Supplements can be a convenient way to consume probiotics and prebiotics, especially if you do not consume these nutrients in adequate amounts through your diet. However, it is important to note that supplements are not regulated by the FDA, and not all supplements are created equal. When choosing a supplement, look for one that has been third-party tested, has a guaranteed amount of active ingredients, and is recommended by a trusted healthcare professional.
It is also important to keep in mind that while probiotic and prebiotic supplements may have potential health benefits, they are not a substitute for a healthy diet and lifestyle. Consuming a variety of whole foods, including fruits, vegetables, whole grains, and lean proteins, is still the best way to ensure that you are getting all the nutrients your body needs. Additionally, if you have any underlying health conditions or are taking medication, it is important to consult with your healthcare provider before starting any new supplements.
Probiotic and Prebiotic Safety Concerns

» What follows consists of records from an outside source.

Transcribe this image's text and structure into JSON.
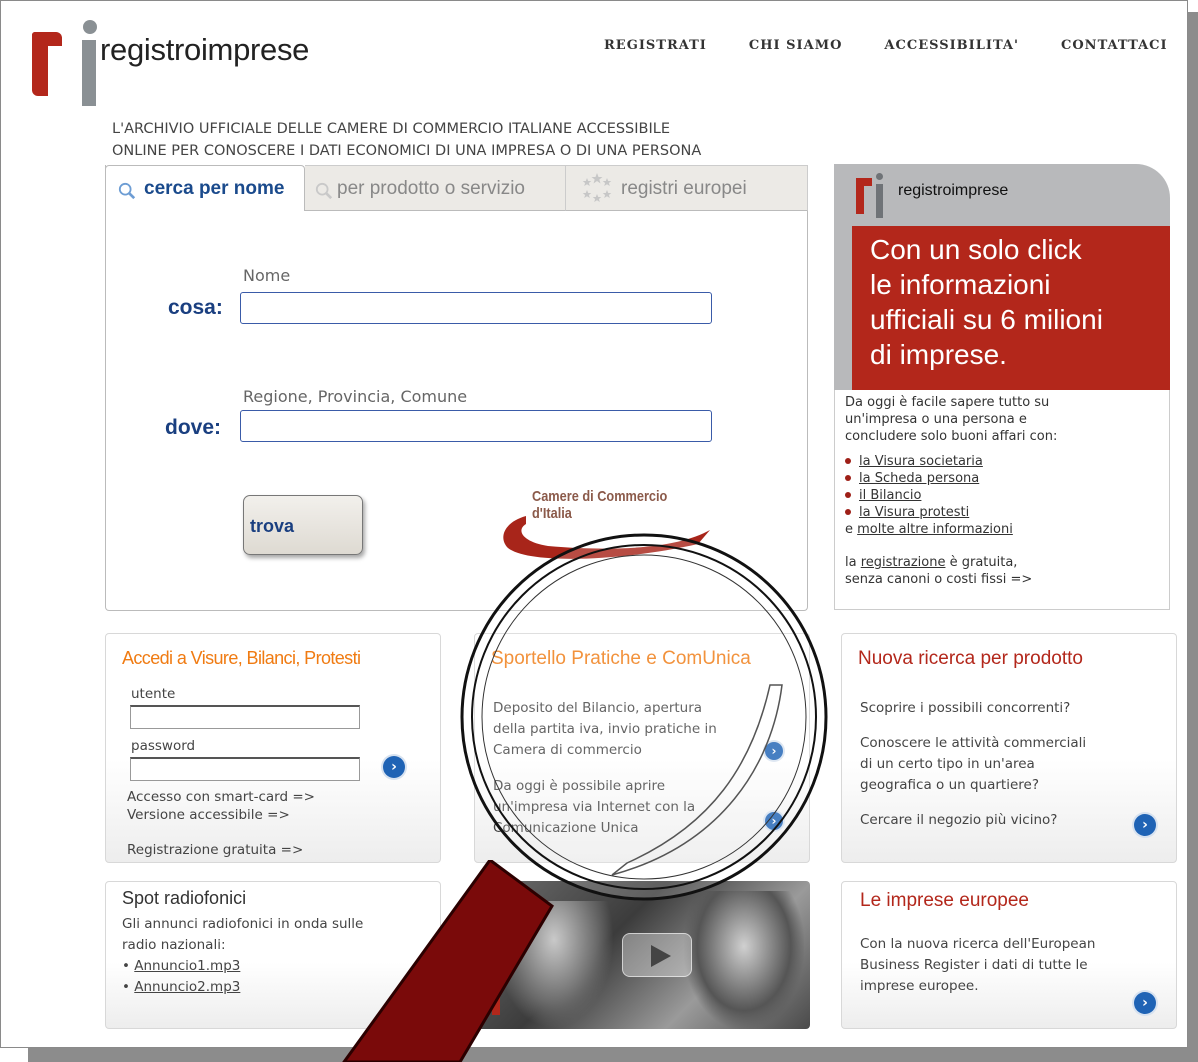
{
  "brand": "registroimprese",
  "nav": [
    "REGISTRATI",
    "CHI SIAMO",
    "ACCESSIBILITA'",
    "CONTATTACI"
  ],
  "tagline": [
    "L'ARCHIVIO UFFICIALE DELLE CAMERE DI COMMERCIO ITALIANE ACCESSIBILE",
    "ONLINE PER CONOSCERE I DATI ECONOMICI DI UNA IMPRESA O DI UNA PERSONA"
  ],
  "search": {
    "tabs": [
      "cerca per nome",
      "per prodotto o servizio",
      "registri europei"
    ],
    "cosa_label": "cosa:",
    "cosa_hint": "Nome",
    "cosa_value": "",
    "dove_label": "dove:",
    "dove_hint": "Regione, Provincia, Comune",
    "dove_value": "",
    "button": "trova",
    "logo_text": [
      "Camere di Commercio",
      "d'Italia"
    ]
  },
  "ad": {
    "brand": "registroimprese",
    "headline": [
      "Con un solo click",
      "le informazioni",
      "ufficiali su 6 milioni",
      "di imprese."
    ],
    "intro": [
      "Da oggi è facile sapere tutto su",
      "un'impresa o una persona e",
      "concludere solo buoni affari con:"
    ],
    "items": [
      "la Visura societaria",
      "la Scheda persona",
      "il Bilancio",
      "la Visura protesti"
    ],
    "more_prefix": "e ",
    "more_link": "molte altre informazioni",
    "reg_prefix": "la ",
    "reg_link": "registrazione",
    "reg_suffix": " è gratuita,",
    "reg_line2": "senza canoni o costi fissi =>"
  },
  "access": {
    "title": "Accedi a Visure, Bilanci, Protesti",
    "user_label": "utente",
    "user_value": "",
    "pass_label": "password",
    "pass_value": "",
    "smartcard": "Accesso con smart-card =>",
    "accessible": "Versione accessibile =>",
    "signup": "Registrazione gratuita =>"
  },
  "sportello": {
    "title": "Sportello Pratiche e ComUnica",
    "text1": [
      "Deposito del Bilancio, apertura",
      "della partita iva, invio pratiche in",
      "Camera di commercio"
    ],
    "text2": [
      "Da oggi è possibile aprire",
      "un'impresa via Internet con la",
      "Comunicazione Unica"
    ]
  },
  "prodotto": {
    "title": "Nuova ricerca per prodotto",
    "q1": "Scoprire i possibili concorrenti?",
    "q2": [
      "Conoscere le attività commerciali",
      "di un certo tipo in un'area",
      "geografica o un quartiere?"
    ],
    "q3": "Cercare il negozio più vicino?"
  },
  "spot": {
    "title": "Spot radiofonici",
    "text": [
      "Gli annunci radiofonici in onda sulle",
      "radio nazionali:"
    ],
    "files": [
      "Annuncio1.mp3",
      "Annuncio2.mp3"
    ]
  },
  "europee": {
    "title": "Le imprese europee",
    "text": [
      "Con la nuova ricerca dell'European",
      "Business Register i dati di tutte le",
      "imprese europee."
    ]
  },
  "colors": {
    "accent_red": "#b3271b",
    "accent_orange": "#f07b12",
    "link_blue": "#1a3f80",
    "arrow_blue": "#1f63b5"
  },
  "icons": [
    "search-icon",
    "stars-icon",
    "arrow-right-icon",
    "play-icon",
    "magnifier-icon"
  ]
}
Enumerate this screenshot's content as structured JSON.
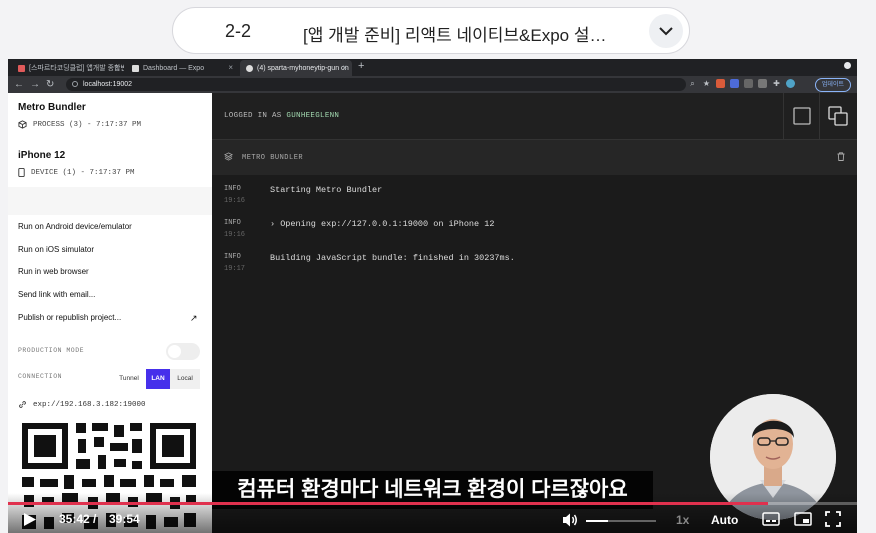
{
  "lecture": {
    "number": "2-2",
    "title": "[앱 개발 준비] 리액트 네이티브&Expo 설…"
  },
  "browser": {
    "tabs": [
      {
        "label": "[스파르타코딩클럽] 앱개발 종합반",
        "color": "#e05a5a"
      },
      {
        "label": "Dashboard — Expo",
        "color": "#dddddd"
      },
      {
        "label": "(4) sparta-myhoneytip-gun on",
        "color": "#dddddd"
      }
    ],
    "new_tab": "+",
    "url": "localhost:19002",
    "update_label": "업데이트"
  },
  "sidebar": {
    "bundler_title": "Metro Bundler",
    "bundler_status": "PROCESS (3) - 7:17:37 PM",
    "device_title": "iPhone 12",
    "device_status": "DEVICE (1) - 7:17:37 PM",
    "actions": [
      "Run on Android device/emulator",
      "Run on iOS simulator",
      "Run in web browser",
      "Send link with email...",
      "Publish or republish project..."
    ],
    "production_mode_label": "PRODUCTION MODE",
    "connection_label": "CONNECTION",
    "connection_options": [
      "Tunnel",
      "LAN",
      "Local"
    ],
    "connection_selected": "LAN",
    "exp_url": "exp://192.168.3.182:19000"
  },
  "console": {
    "logged_in_prefix": "LOGGED IN AS",
    "username": "GUNHEEGLENN",
    "panel_title": "METRO BUNDLER",
    "logs": [
      {
        "level": "INFO",
        "time": "19:16",
        "message": "Starting Metro Bundler"
      },
      {
        "level": "INFO",
        "time": "19:16",
        "message": "› Opening exp://127.0.0.1:19000 on iPhone 12"
      },
      {
        "level": "INFO",
        "time": "19:17",
        "message": "Building JavaScript bundle: finished in 30237ms."
      }
    ]
  },
  "video": {
    "subtitle": "컴퓨터 환경마다 네트워크 환경이 다르잖아요",
    "current_time": "35:42 /",
    "total_time": "39:54",
    "progress_fraction": 0.895,
    "volume_fraction": 0.32,
    "speed": "1x",
    "quality": "Auto",
    "accent_color": "#e0314e"
  }
}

Overall, probiotics and prebiotics are safe for most people to consume. However, caution should be taken in those who have compromised immune systems or are critically ill. Additionally, some individuals may experience digestive discomfort when consuming probiotics or prebiotics, especially when taken at high doses. It is recommended to start with a low dose and gradually increase to avoid any adverse effects.
It is also important to note that not all probiotics and prebiotics are created equal. The quality and effectiveness of these supplements can vary greatly depending on the brand and type. It is recommended to do research and choose a reputable brand that has been tested for safety and efficacy. Additionally, it is always best to consult with a healthcare professional before starting any new supplement regimen, especially if you have any underlying health conditions or are taking medications.

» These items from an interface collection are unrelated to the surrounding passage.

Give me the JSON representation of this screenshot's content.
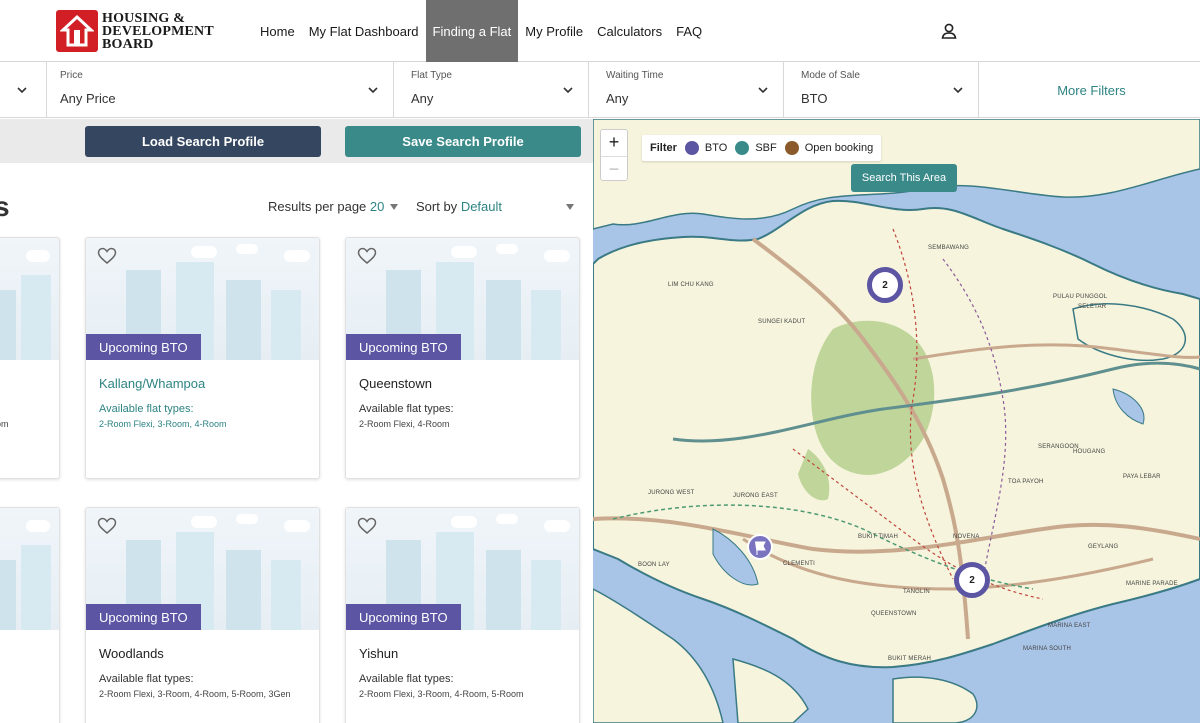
{
  "header": {
    "logo_line1": "HOUSING &",
    "logo_line2": "DEVELOPMENT",
    "logo_line3": "BOARD",
    "nav": [
      {
        "label": "Home"
      },
      {
        "label": "My Flat Dashboard"
      },
      {
        "label": "Finding a Flat",
        "active": true
      },
      {
        "label": "My Profile"
      },
      {
        "label": "Calculators"
      },
      {
        "label": "FAQ"
      }
    ]
  },
  "filters": {
    "price": {
      "label": "Price",
      "value": "Any Price"
    },
    "flat_type": {
      "label": "Flat Type",
      "value": "Any"
    },
    "waiting_time": {
      "label": "Waiting Time",
      "value": "Any"
    },
    "mode_of_sale": {
      "label": "Mode of Sale",
      "value": "BTO"
    },
    "more_filters": "More Filters"
  },
  "profile_buttons": {
    "load": "Load Search Profile",
    "save": "Save Search Profile"
  },
  "results": {
    "heading_fragment": "s",
    "per_page_label": "Results per page",
    "per_page_value": "20",
    "sort_label": "Sort by",
    "sort_value": "Default"
  },
  "cards": [
    {
      "badge": "Upcoming BTO",
      "name": "Kallang/Whampoa",
      "types_label": "Available flat types:",
      "types": "2-Room Flexi, 3-Room, 4-Room",
      "highlight": true
    },
    {
      "badge": "Upcoming BTO",
      "name": "Queenstown",
      "types_label": "Available flat types:",
      "types": "2-Room Flexi, 4-Room",
      "highlight": false
    },
    {
      "badge": "Upcoming BTO",
      "name": "Woodlands",
      "types_label": "Available flat types:",
      "types": "2-Room Flexi, 3-Room, 4-Room, 5-Room, 3Gen",
      "highlight": false
    },
    {
      "badge": "Upcoming BTO",
      "name": "Yishun",
      "types_label": "Available flat types:",
      "types": "2-Room Flexi, 3-Room, 4-Room, 5-Room",
      "highlight": false
    }
  ],
  "partial_card": {
    "fragment": "om"
  },
  "map": {
    "zoom_in": "+",
    "zoom_out": "−",
    "legend_label": "Filter",
    "legend": [
      {
        "label": "BTO",
        "color": "#5b55a3"
      },
      {
        "label": "SBF",
        "color": "#3a8a8a"
      },
      {
        "label": "Open booking",
        "color": "#8a5a2b"
      }
    ],
    "search_area": "Search This Area",
    "clusters": [
      {
        "count": "2"
      },
      {
        "count": "2"
      }
    ],
    "labels": [
      "SEMBAWANG",
      "LIM CHU KANG",
      "SUNGEI KADUT",
      "SELETAR",
      "PULAU PUNGGOL",
      "HOUGANG",
      "SERANGOON",
      "PAYA LEBAR",
      "TOA PAYOH",
      "JURONG WEST",
      "JURONG EAST",
      "BUKIT TIMAH",
      "CLEMENTI",
      "NOVENA",
      "GEYLANG",
      "BOON LAY",
      "TANGLIN",
      "QUEENSTOWN",
      "BUKIT MERAH",
      "MARINA EAST",
      "MARINE PARADE",
      "MARINA SOUTH"
    ]
  }
}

The Role of Probiotics and Prebiotics in Immune Function
The gut microbiota plays a vital role in immune system function. Probiotics can improve intestinal immunity by increasing the production of immunoglobulins and activating immune cells. Prebiotics can also enhance the immune system by stimulating the growth of beneficial bacteria in the gut. A healthy gut microbiome is essential for a healthy immune system and overall health and well-being.
In addition to their immune-boosting properties, probiotics and prebiotics have also been shown to have other health benefits. Probiotics can help alleviate symptoms of digestive disorders such as irritable bowel syndrome and inflammatory bowel disease. Prebiotics have been linked to improved bone health and a reduced risk of cardiovascular disease. Incorporating probiotic and prebiotic-rich foods into your diet, such as yogurt, kefir, sauerkraut, and bananas, can have a positive impact on your overall health.
Probiotics and Prebiotics: What Does Science Say About Their Effectiveness?
While probiotics and prebiotics have been shown to have several health benefits, the research is still ongoing. Some studies have shown promising results, while others have yielded inconclusive evidence. More research is needed to determine the optimal dosage, duration, and type of probiotics and prebiotics required for specific health benefits.
The Bottom Line
Probiotics and prebiotics are two essential components of a healthy diet. Incorporating these nutrients through diet or supplementation can help maintain a healthy balance of gut microbiota and promote overall gut health. However, caution should be taken, especially when starting to consume these nutrients at high doses. As with any supplement, it is recommended to consult with a healthcare professional before starting a probiotic or prebiotic regimen.
Research has shown that probiotics and prebiotics may also have benefits beyond gut health. Studies suggest that they may help boost the immune system, improve mental health, and even aid in weight loss. However, more research is needed to fully understand these potential benefits.
It is important to note that not all probiotics and prebiotics are created equal. Different strains and types may have varying effects on the body. It is recommended to choose products that have been tested for quality and efficacy, and to look for specific strains that have been shown to have beneficial effects.